((

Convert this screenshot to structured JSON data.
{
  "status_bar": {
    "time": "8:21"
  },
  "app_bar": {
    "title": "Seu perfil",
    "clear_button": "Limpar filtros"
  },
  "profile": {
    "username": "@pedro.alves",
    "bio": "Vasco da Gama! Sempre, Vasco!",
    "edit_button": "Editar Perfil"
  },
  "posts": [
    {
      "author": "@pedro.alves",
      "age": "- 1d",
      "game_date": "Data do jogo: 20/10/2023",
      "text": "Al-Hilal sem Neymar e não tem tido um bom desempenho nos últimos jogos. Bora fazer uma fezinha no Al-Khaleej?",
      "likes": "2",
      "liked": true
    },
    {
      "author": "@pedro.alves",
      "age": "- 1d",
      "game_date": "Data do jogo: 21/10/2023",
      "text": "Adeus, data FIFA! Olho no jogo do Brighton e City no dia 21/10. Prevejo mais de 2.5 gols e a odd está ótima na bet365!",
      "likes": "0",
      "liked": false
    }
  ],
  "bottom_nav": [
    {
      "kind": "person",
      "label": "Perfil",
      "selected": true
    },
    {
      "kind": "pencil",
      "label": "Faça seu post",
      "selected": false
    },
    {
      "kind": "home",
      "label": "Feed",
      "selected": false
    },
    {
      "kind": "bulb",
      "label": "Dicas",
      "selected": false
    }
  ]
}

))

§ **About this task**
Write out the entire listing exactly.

§ **Problem solution**
Convert this screenshot to structured JSON data.
{
  "status_bar": {
    "time": "8:21"
  },
  "app_bar": {
    "title": "Seu perfil",
    "clear_button": "Limpar filtros"
  },
  "profile": {
    "username": "@pedro.alves",
    "bio": "Vasco da Gama! Sempre, Vasco!",
    "edit_button": "Editar Perfil"
  },
  "posts": [
    {
      "author": "@pedro.alves",
      "age": "- 1d",
      "game_date": "Data do jogo: 20/10/2023",
      "text": "Al-Hilal sem Neymar e não tem tido um bom desempenho nos últimos jogos. Bora fazer uma fezinha no Al-Khaleej?",
      "likes": "2",
      "liked": true
    },
    {
      "author": "@pedro.alves",
      "age": "- 1d",
      "game_date": "Data do jogo: 21/10/2023",
      "text": "Adeus, data FIFA! Olho no jogo do Brighton e City no dia 21/10. Prevejo mais de 2.5 gols e a odd está ótima na bet365!",
      "likes": "0",
      "liked": false
    }
  ],
  "bottom_nav": [
    {
      "kind": "person",
      "label": "Perfil",
      "selected": true
    },
    {
      "kind": "pencil",
      "label": "Faça seu post",
      "selected": false
    },
    {
      "kind": "home",
      "label": "Feed",
      "selected": false
    },
    {
      "kind": "bulb",
      "label": "Dicas",
      "selected": false
    }
  ]
}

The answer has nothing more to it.